## What the task asks
The full set of records must be printed exactly as given.

(Entries shown begins)

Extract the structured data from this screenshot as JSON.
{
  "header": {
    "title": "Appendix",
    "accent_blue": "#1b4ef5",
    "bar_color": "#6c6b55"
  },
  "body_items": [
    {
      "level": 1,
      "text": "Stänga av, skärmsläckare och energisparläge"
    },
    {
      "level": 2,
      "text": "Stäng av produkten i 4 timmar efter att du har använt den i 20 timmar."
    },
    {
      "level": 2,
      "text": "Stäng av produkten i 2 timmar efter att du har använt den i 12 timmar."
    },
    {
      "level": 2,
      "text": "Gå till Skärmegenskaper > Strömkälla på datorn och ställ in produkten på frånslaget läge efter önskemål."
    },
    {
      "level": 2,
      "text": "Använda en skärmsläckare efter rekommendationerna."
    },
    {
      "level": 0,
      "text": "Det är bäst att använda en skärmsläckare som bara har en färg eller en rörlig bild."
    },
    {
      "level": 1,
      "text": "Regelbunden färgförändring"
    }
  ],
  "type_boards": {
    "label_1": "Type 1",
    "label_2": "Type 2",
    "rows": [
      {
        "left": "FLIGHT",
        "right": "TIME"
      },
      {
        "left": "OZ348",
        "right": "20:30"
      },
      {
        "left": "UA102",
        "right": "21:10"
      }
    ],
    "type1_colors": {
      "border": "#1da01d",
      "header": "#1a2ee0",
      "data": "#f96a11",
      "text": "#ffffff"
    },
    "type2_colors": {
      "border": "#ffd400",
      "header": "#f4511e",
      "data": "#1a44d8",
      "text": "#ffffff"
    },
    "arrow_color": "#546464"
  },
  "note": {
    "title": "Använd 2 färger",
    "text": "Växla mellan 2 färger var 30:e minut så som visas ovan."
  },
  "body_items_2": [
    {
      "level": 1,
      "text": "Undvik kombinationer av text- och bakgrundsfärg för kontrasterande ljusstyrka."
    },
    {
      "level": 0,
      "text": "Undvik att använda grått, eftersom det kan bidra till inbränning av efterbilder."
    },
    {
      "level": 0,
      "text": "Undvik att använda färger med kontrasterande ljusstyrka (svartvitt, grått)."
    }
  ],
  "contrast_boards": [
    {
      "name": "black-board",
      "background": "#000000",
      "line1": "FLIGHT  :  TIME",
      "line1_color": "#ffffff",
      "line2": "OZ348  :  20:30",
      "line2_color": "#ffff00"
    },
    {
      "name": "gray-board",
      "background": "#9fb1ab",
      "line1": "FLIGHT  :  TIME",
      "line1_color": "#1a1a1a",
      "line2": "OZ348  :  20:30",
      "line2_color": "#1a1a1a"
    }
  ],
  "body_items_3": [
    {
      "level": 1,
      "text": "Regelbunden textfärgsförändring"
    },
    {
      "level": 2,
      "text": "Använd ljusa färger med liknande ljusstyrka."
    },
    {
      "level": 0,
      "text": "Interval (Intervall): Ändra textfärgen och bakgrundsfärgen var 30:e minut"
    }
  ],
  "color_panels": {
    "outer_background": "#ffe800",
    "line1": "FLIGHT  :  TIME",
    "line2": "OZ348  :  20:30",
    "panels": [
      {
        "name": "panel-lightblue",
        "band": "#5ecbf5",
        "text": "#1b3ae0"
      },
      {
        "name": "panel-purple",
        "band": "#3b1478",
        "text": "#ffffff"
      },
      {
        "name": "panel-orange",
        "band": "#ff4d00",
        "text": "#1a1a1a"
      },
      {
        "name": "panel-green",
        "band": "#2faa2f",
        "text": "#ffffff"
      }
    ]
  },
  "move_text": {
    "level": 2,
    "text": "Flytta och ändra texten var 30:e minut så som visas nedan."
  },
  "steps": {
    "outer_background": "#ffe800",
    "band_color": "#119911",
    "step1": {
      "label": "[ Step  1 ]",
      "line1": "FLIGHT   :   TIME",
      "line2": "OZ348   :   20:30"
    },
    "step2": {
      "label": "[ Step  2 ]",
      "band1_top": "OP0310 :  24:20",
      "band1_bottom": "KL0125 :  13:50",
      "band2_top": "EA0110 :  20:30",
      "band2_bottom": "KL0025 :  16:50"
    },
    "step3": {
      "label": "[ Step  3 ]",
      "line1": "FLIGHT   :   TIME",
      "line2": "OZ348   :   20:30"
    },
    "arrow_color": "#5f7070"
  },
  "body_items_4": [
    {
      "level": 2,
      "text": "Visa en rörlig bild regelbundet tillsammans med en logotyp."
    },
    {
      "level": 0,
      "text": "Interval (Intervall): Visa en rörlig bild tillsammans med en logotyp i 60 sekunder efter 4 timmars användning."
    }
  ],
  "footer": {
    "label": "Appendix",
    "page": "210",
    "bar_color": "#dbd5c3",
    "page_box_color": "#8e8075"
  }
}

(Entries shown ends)

## Reply
Extract the structured data from this screenshot as JSON.
{
  "header": {
    "title": "Appendix",
    "accent_blue": "#1b4ef5",
    "bar_color": "#6c6b55"
  },
  "body_items": [
    {
      "level": 1,
      "text": "Stänga av, skärmsläckare och energisparläge"
    },
    {
      "level": 2,
      "text": "Stäng av produkten i 4 timmar efter att du har använt den i 20 timmar."
    },
    {
      "level": 2,
      "text": "Stäng av produkten i 2 timmar efter att du har använt den i 12 timmar."
    },
    {
      "level": 2,
      "text": "Gå till Skärmegenskaper > Strömkälla på datorn och ställ in produkten på frånslaget läge efter önskemål."
    },
    {
      "level": 2,
      "text": "Använda en skärmsläckare efter rekommendationerna."
    },
    {
      "level": 0,
      "text": "Det är bäst att använda en skärmsläckare som bara har en färg eller en rörlig bild."
    },
    {
      "level": 1,
      "text": "Regelbunden färgförändring"
    }
  ],
  "type_boards": {
    "label_1": "Type 1",
    "label_2": "Type 2",
    "rows": [
      {
        "left": "FLIGHT",
        "right": "TIME"
      },
      {
        "left": "OZ348",
        "right": "20:30"
      },
      {
        "left": "UA102",
        "right": "21:10"
      }
    ],
    "type1_colors": {
      "border": "#1da01d",
      "header": "#1a2ee0",
      "data": "#f96a11",
      "text": "#ffffff"
    },
    "type2_colors": {
      "border": "#ffd400",
      "header": "#f4511e",
      "data": "#1a44d8",
      "text": "#ffffff"
    },
    "arrow_color": "#546464"
  },
  "note": {
    "title": "Använd 2 färger",
    "text": "Växla mellan 2 färger var 30:e minut så som visas ovan."
  },
  "body_items_2": [
    {
      "level": 1,
      "text": "Undvik kombinationer av text- och bakgrundsfärg för kontrasterande ljusstyrka."
    },
    {
      "level": 0,
      "text": "Undvik att använda grått, eftersom det kan bidra till inbränning av efterbilder."
    },
    {
      "level": 0,
      "text": "Undvik att använda färger med kontrasterande ljusstyrka (svartvitt, grått)."
    }
  ],
  "contrast_boards": [
    {
      "name": "black-board",
      "background": "#000000",
      "line1": "FLIGHT  :  TIME",
      "line1_color": "#ffffff",
      "line2": "OZ348  :  20:30",
      "line2_color": "#ffff00"
    },
    {
      "name": "gray-board",
      "background": "#9fb1ab",
      "line1": "FLIGHT  :  TIME",
      "line1_color": "#1a1a1a",
      "line2": "OZ348  :  20:30",
      "line2_color": "#1a1a1a"
    }
  ],
  "body_items_3": [
    {
      "level": 1,
      "text": "Regelbunden textfärgsförändring"
    },
    {
      "level": 2,
      "text": "Använd ljusa färger med liknande ljusstyrka."
    },
    {
      "level": 0,
      "text": "Interval (Intervall): Ändra textfärgen och bakgrundsfärgen var 30:e minut"
    }
  ],
  "color_panels": {
    "outer_background": "#ffe800",
    "line1": "FLIGHT  :  TIME",
    "line2": "OZ348  :  20:30",
    "panels": [
      {
        "name": "panel-lightblue",
        "band": "#5ecbf5",
        "text": "#1b3ae0"
      },
      {
        "name": "panel-purple",
        "band": "#3b1478",
        "text": "#ffffff"
      },
      {
        "name": "panel-orange",
        "band": "#ff4d00",
        "text": "#1a1a1a"
      },
      {
        "name": "panel-green",
        "band": "#2faa2f",
        "text": "#ffffff"
      }
    ]
  },
  "move_text": {
    "level": 2,
    "text": "Flytta och ändra texten var 30:e minut så som visas nedan."
  },
  "steps": {
    "outer_background": "#ffe800",
    "band_color": "#119911",
    "step1": {
      "label": "[ Step  1 ]",
      "line1": "FLIGHT   :   TIME",
      "line2": "OZ348   :   20:30"
    },
    "step2": {
      "label": "[ Step  2 ]",
      "band1_top": "OP0310 :  24:20",
      "band1_bottom": "KL0125 :  13:50",
      "band2_top": "EA0110 :  20:30",
      "band2_bottom": "KL0025 :  16:50"
    },
    "step3": {
      "label": "[ Step  3 ]",
      "line1": "FLIGHT   :   TIME",
      "line2": "OZ348   :   20:30"
    },
    "arrow_color": "#5f7070"
  },
  "body_items_4": [
    {
      "level": 2,
      "text": "Visa en rörlig bild regelbundet tillsammans med en logotyp."
    },
    {
      "level": 0,
      "text": "Interval (Intervall): Visa en rörlig bild tillsammans med en logotyp i 60 sekunder efter 4 timmars användning."
    }
  ],
  "footer": {
    "label": "Appendix",
    "page": "210",
    "bar_color": "#dbd5c3",
    "page_box_color": "#8e8075"
  }
}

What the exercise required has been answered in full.